Chanting and banner-waving Chavez supporters gathered outside the hospital where Chavez was admitted.
Venezuelans had neither seen nor heard from him since he left for Cuba December 10 for a fourth round of cancer surgery, although on Friday photos of a bedridden but smiling Chavez were shown on Venezuelan TV. The government said it was hard for him to speak because has been fitted with a tracheal tube, due to a nagging post-operative respiratory infection. Chavez was first diagnosed with cancer in mid 2011.
Government updates on his condition have been sketchy, fueling speculation that the president was worse off than officials were admitting or perhaps even dead.
The government had never said what kind of cancer he had or where it was, or when he might return home. Now, seemingly out the blue, Chavez is back.
Pro-Chavez people also gathered in Bolivar Plaza to celebrate the return of their larger than life comandante, a garrulous populist who is the most visible face of the Latin American left and a thorn in the side of Washington for his alignment of oil-rich Venezuela with nations such as Iran, Syria and Cuba.
"He's back, he's back, he's back," supporters chanted, images on state-run VTV showed.
Mauro Delgado, an Ecuadoran taxi driver who has lived in Caracas for 34 years, said "if God is keeping him alive it must be for something. I think that if he came back it is because he is getting better. Otherwise, he would have stayed in Cuba."
From Cuba, Fidel Castro hailed his long-time friend's return home. He said a long and anxious wait is over for the Venezuelan people, thanks to Chavez's "stunning physical stamina and the total dedication of the doctors" who treated him in Havana. That medical team accompanied Chavez back home.
Ecuadoran President Rafael Correa, himself re-elected Sunday and a close Chavez ally, said he had received congratulations from Chavez and joked he was peeved with him.
"I really, really appreciate your congratulations, Commander Chavez, but I am angry. Forget about me and get some rest," Correa said. "Venezuela, your beloved Latin America and we your friends all need you."
The 58-year-old Chavez, who has been in power for more than 14 years, had declared himself free of cancer after earlier rounds of surgery and treatment and went on to win another six year term in elections last October.
But he later suffered a relapse, and after the latest surgery on December 11 in Havana he was still too sick to come back to Venezuela for his scheduled inauguration on January 10.
The inauguration has been postponed indefinitely, and Vice President Nicolas Maduro, Chavez's handpicked political heir, has essentially been running Venezuela in Chavez's absence.

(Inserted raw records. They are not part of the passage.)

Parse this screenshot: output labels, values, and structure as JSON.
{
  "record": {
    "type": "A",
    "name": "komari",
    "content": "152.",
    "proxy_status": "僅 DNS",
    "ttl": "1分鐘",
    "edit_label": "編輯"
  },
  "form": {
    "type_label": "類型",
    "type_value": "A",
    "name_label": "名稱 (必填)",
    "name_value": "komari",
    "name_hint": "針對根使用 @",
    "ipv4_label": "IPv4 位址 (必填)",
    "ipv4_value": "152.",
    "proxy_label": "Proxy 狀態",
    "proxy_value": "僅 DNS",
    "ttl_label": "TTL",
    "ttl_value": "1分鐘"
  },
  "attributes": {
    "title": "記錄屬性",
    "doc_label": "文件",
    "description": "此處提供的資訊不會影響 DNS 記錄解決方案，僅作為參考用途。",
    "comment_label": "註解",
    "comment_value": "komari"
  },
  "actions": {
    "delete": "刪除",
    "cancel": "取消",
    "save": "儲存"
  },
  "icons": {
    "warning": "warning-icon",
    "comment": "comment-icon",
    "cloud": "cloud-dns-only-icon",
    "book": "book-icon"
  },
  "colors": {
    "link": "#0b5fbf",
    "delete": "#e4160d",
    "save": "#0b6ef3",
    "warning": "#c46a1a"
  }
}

Conservative opposition leader Henrique Capriles, whom Chavez defeated in the October elections, tweeted: "May the return of president mean that Mr. Maduro and the ministers will get down to work. There are many, many problems to resolve."
Pollster Luis Vicente Leon said uncertainty remains over the prospect of early elections -- they would be called if Chavez dies or is declared incapacitated.
But with his return, support for Maduro will grow even more, Leon said.
A poll released Sunday said that if elections were held now between Maduro and Capriles, the former would win by 14 percentage points.
Opposition parties insist Chavez's term ended January 10 and that if he cannot start a new one in person, an interim president should be named pending a decision on whether Chavez should be declared incapacitated, in which case a new election would be called quickly.
But throughout his illness, Chavez avoided relinquishing power, and the National Assembly had voted to grant him unlimited leave to undergo medical treatment outside of the country.
In his Twitter message, Chavez also expressed his gratitude to Cuba and its leaders for their assistance in his medical treatment.
"Thank you Fidel, Raul and everybody in Cuba," he wrote, referring to Cuban leaders Fidel and Raul Castro. "And thank you, Venezuela, for so much love."
As before, he underscored his belief in God and hopes for complete recovery.
"I am holding on to Jesus Christ and trust my doctors and nurses," the president said. "As always, see you in victory. We will live and we will win."